Above: Theodore Miller (1872-1971), Lee Miller and Tanja Ramm. This photo was taken by Lee Miller's father. Taken at Lee Miller's Paris studio, she was having breakfast in bed with her best friend from home, Poughkeepsie, NY. A wall hanging by Jean Cocteau is seen behind them. Lee Miller is best known for her war time photography, and for her relationship with Man Ray. She was also a fashion and portrait photographer. An article from the Guardian about her vibrant life is here.

Above: Gregory Muenzen, Subway Reading

Below (all three): Reinier Gerritsen (b. 1950), from his show at Julie Saul Gallery, The Last Book.

Above: My much loved and much read copy of Pride and Prejudice. 

Above: Buster Keaton with his New Years Resolutions.

Above: Jean Baptiste Camille Corot (1796-1875), The Little Reader

Above: Yuri Kugach (1917-2013)

Above: Jean Brusselmans (1884-1953), Young Woman Reading, 1944

  Above: Paul Cesar Helleu (1859-1927), Madame Helleu, Reading on the Beach, 1896

Above: Carl Larsson (1853-1919), Holiday Reading, 1916. This is a scene of Larsson's wife Karin reading alongside their son Esbjorn on a Sunday afternoon.

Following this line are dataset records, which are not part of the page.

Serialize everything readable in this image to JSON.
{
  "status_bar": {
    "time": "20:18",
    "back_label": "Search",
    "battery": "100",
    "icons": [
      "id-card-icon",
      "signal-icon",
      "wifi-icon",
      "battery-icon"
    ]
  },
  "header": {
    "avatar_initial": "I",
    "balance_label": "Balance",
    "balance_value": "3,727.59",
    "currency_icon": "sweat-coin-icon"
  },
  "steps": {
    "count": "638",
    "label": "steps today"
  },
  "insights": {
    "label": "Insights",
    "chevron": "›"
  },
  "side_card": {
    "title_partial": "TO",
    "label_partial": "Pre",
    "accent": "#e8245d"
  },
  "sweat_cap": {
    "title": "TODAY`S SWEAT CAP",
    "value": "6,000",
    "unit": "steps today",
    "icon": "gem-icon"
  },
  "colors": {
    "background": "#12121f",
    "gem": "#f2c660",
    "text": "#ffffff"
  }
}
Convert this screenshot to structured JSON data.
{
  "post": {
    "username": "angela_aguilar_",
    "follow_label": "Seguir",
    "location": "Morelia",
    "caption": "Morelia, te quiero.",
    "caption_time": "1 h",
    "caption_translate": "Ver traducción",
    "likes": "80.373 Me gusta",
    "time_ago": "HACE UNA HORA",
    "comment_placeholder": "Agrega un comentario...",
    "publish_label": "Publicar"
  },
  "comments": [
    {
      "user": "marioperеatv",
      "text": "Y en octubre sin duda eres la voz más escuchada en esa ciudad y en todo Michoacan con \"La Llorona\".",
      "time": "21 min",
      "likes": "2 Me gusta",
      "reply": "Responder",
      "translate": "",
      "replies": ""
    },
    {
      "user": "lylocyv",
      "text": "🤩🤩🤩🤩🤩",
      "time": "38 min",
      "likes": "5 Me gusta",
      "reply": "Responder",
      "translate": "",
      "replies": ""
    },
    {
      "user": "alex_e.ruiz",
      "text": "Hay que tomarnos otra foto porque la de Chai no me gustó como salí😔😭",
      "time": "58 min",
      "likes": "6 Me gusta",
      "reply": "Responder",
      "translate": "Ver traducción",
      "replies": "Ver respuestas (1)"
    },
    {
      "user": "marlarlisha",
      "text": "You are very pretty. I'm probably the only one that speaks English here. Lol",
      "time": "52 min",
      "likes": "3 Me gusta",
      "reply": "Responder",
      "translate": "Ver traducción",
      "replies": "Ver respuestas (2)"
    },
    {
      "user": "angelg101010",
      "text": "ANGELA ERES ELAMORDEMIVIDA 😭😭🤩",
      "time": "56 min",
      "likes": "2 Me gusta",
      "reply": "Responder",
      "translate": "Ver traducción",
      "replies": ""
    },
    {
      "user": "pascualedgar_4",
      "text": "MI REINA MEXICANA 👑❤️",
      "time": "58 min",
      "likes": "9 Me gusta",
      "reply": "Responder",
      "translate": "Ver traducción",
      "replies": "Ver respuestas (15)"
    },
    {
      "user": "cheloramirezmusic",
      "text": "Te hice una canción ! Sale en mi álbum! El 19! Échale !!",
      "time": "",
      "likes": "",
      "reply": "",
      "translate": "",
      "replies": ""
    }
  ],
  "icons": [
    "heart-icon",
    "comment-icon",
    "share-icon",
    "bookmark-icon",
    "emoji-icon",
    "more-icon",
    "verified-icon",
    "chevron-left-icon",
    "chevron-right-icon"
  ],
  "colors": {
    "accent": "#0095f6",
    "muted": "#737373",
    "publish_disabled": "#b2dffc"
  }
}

Above: Paul Michel Dupuy (1869-1949), La Lecture

Above: From my husband's sketchbook, me reading, with our dog Domino at my feet, August 2013. If I raise my eyes from my book I can see the ocean.

Above: Another from my husband's sketchbook, my dad and I reading under a tree, September 2014.

Above: Alex Katz (b. 1927), Peter Humphrey, 1960

Above: Nils Jorgensen, January 2006

Above: Duncan Grant (1885-1978),  Julian Bell Reading, 1930. Julian Bell was Vanessa Bell's son. 

Above: Guillame le Foyer de Costil, Huile sur Bois, 1995

Above: Henri Matisse (1869-1954),  Reading Woman with Parasol, 1921, Tate Collection

Above: Elizabeth Peyton, Self Portrait, 2005

Above: Iris Devadason, The Quiet Hour

Above: Henri Lebasque (1865-1937), Young Woman Reading Under the Tree

Above: Robert Archibald Graafland (1875-1940), A Girl Reading in a Hammock, 1910. There's a real sense of dappled light in this painting.

Above: Honore Daumier (1808-1879), A Man Reading in a Garden

Above: Jean-Edouard Vuillard (1868-1940), Lucie Hessel Devant La Mer, 1904

Above: Jean-Edouard Vuillard (1868-1940), Woman Reading, 1909. Here you can imagine how it feels to be lying on the ground, almost hidden by the grasses, feeling the warmth of the earth.

Above: Todd Webb (1905-2000), Georgia O'Keefe, Sketching in Glen Canyon, 1961, detail

Above: Hunter S. Thompson, Self Portrait, Big Sur, 1961

Above: Henry Miller, Reading in Big Sur

Above: Buster Keaton, The Cameraman, 1928

Below: At the Berkeley Museum of Art show "The Possible", this flyer was given out. My daughter brought it back for me.